Kahney thinks that the site may have been downgraded because there are lots of sites that nick his stuff.

He has also been publishing “How-Tos,” which he hoped would provide a steady stream of traffic to augment the fluctuations of traffic patterns but it might have been flagged in Google.

Cult of Mac lost 96 percent of its Google spots.

The winners of the change include Time.com, Instructables, Sears, DailyMotion, LinkedIn, Facebook, MarthaStewart.com, the Library of Congress and Snopes which seem to have had a 15 per cent increase each.

Google refuses to talk about its new algorithm but said that generally it was well received.  It added that it would continue to tinker.

Hookers prefer to use a Blackberry

The oldest industry in the world favours RIM’s Blackberry over competitors like the gaudy iPhone or geeky Android. “To clients,” a report from a top sociologist suggests, “this symbol of professional life suggests the worker is drug- and disease-free.”

Blackberry is the bizarre token of professionalism. It walks calmly past the iPhone, which is a symbol of consumerism and Angry Birds, managing somehow to exude working cool. Why? Is it the tiny little keyboard? And why do hookers favour the dinky device? We asked Blackberry but it has not replied.

Unfortunately Blackberry’s communications team isn’t keen on discussing the implications and impact of the smartphone in the world of prostitution so we’ll have to speculate. According to a report, published in Wired by sociologist and professor at Columbia University Sudhir Venkatesh, RIM’s Blackberry is empowering to prostitutes. Sex workers worry about getting robbed by Johns all the time – so we’re probably talking older models here rather than the jumped-up app party that is the Torch. 

In a chart called “Sex Worker Mobile Device Usage,” it is revealed that prostitutes prefer the Blackberry in their legion. Seventy percent own one of the devices, while 19 percent plump for the iPhone and 11 percent have another kind of smartphone. 

The infographic suggests that sex workers always carry two mobile phones on their person. “Guys sometimes grab a woman’s mobile to gain a sense of power and control,” says Venkatesh.  But mobiles with any form of real contact information are a no. Xobni will find no opening in the niche lady of the night market.  

Meanwhile weekly gossip newsletter Popbitch confirms that manufacturer RIM has got rid of its unfortunately named career portal, RIM.jobs.
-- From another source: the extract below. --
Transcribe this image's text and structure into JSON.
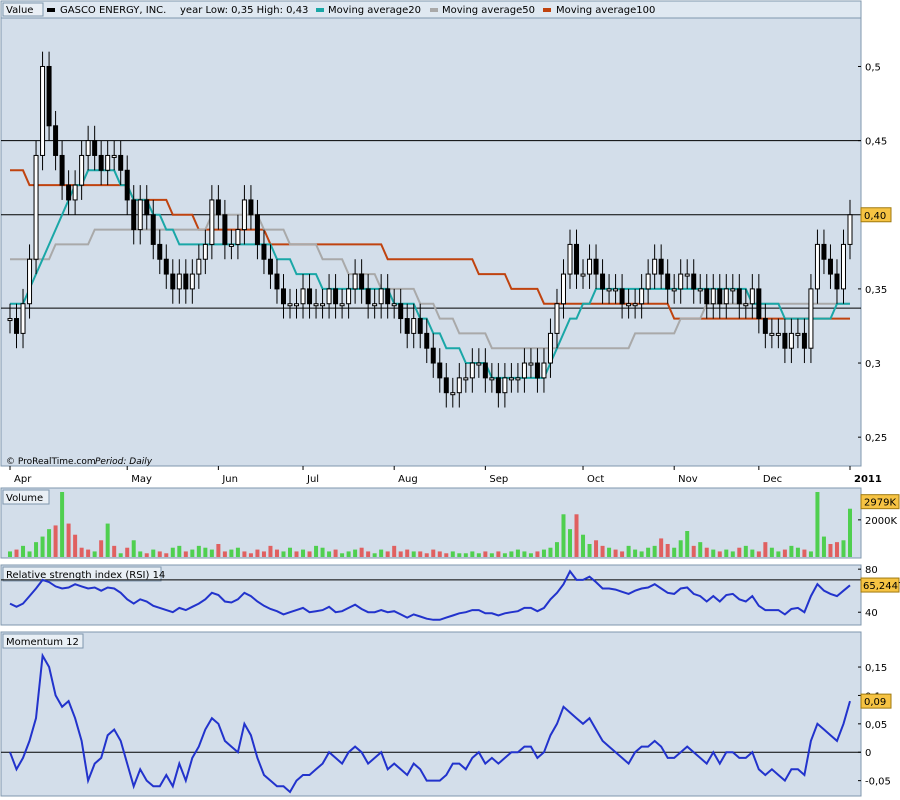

It can now be found elsewhere, but we’re told the Canadian powerhouse still owns the domains RIM.us and RIM.me.